I mean, the whole idea of sacrifice is really interesting in terms of suffering death toward being transubstantiated into a broader living cosmology. ((or something!))

But it sounds like you have a kind of specific idea about what you mean about the god being dead – so maybe you already know the answers you seek!
I kind of like the idea of a battle or moment of death being stopped in time. Like you can go somewhere and the deity person is there still, for however many thousands of years, crumpled against a tree pierced with arrows. Impossible to touch and always with un-caked blood at their lips.

ANyway good luck and it's an interesting thing to think about, thanks! RC
A dead god is still a god.

Not a person, but a force. It still has energy in its name, invoking it still means something. The world doesn’t easily forget a living embodiment of natural forces or laws.

Just because it’s not listening anymore does not mean you cannot invoke it.

Just like a dead whale supporting an entire ecosystem, a dead god supports an entire religion and people.
This just shows that the main thing to consider here is what dead in this context actually means. Those saints are very much not alive anymore. And they can still influence things in the real world. The how in this case doesn't matter all that much, it's mainly that they still influence the world of the living, even if they do that by asking god to intervene.
This, exactly. The whole reason saints can intercede with God is because they're dead. If not for that, you might as well pray to living people. But that's not what Catholics do. Nor Taoists, who also have a practice of praying to saints, and Taoist saints, like Christian ones, are real people who've lived and died and are now patrons of something they were associated with in life. The main difference between Taoist and Christian saints is that many of the Christian saints are best known for how they died, while Taoist saints are not; there's no martyrdom tradition in Taoism.

And that's another point with the Christian saints: many of them are sainted solely for being martyrs, so solely for how they died. Not for how they lived. Sounds like worship of the dead/death to me.

Even if the idea is that these dead saints are living in the great beyond, close to God, so are all dead people in the Christian worldview (except those who went to hell, or, in the Catholic tradition, purgatory). They still have to be dead to get there. And to become a saint, it helps to die in some horrific way. But only as long as you die horrifically and piously.


Myth Weaver
Well, I don't see going round and round about it. Clearly, these people have died and left behind a corpse. So...dead applies in that sense.

But Christianity is about eternal life, and the good news is anyone can have it. Saint is just another term for someone who is believed to have gone to heaven, and is eternally living.

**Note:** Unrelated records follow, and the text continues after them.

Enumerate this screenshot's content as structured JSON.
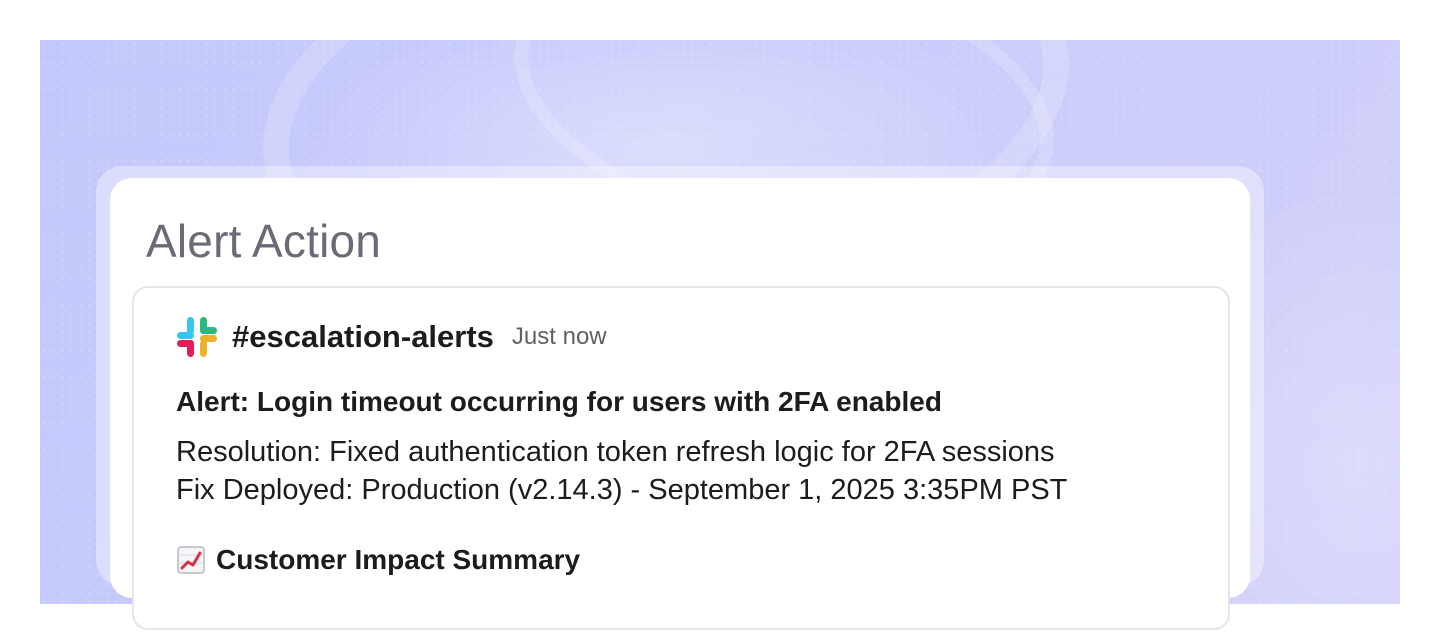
{
  "card": {
    "title": "Alert Action"
  },
  "message": {
    "channel": "#escalation-alerts",
    "timestamp": "Just now",
    "alert": "Alert: Login timeout occurring for users with 2FA enabled",
    "resolution": "Resolution: Fixed authentication token refresh logic for 2FA sessions",
    "deployment": "Fix Deployed: Production (v2.14.3) - September 1, 2025 3:35PM PST",
    "section_title": "Customer Impact Summary",
    "icons": {
      "app": "slack-icon",
      "section": "chart-increasing-icon"
    }
  },
  "colors": {
    "background_start": "#c3c7fb",
    "background_end": "#d2d0fa",
    "title": "#6b6b78",
    "text": "#1d1c1d",
    "muted": "#616061"
  }
}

Perhaps some of the Christian denominations have found a different definition of saint, but Catholics do not believe that saints are the dead. They believe they are saints, living eternally.


New Member
I had a religion I created for some people or another once upon a time where they worshipped a goddess who sacrificed herself for the making of their world. Their belief was that the dirt and rock they lived on was quite literally the body of their goddess. So, I suppose, they ended up with a round about way to worshipping the land itself. I had some convoluted explanations for how the sky was a blanket placed over her by her parents, completely separate deities in their own right, but that's unrelated.

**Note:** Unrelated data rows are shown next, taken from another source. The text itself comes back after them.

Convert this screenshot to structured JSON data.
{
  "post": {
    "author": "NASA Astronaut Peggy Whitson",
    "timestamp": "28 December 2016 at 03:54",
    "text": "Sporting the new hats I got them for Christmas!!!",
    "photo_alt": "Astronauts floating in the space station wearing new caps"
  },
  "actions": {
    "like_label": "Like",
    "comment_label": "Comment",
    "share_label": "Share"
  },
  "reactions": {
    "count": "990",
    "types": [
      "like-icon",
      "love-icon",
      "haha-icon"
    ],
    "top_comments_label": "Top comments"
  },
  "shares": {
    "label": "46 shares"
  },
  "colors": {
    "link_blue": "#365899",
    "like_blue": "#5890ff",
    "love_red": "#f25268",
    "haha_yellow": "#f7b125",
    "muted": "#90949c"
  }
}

Anywho, the people who worshipped the goddess they called the World Bones had a distinct reverance for life out of death. Giving themselves back to the land after dying was a major part of their society so much so that they took steps to speed decomposition and buried their dead completely naked with nothing in the way of that decomposition. I thought it was a neat idea at the time and wanted to give my example!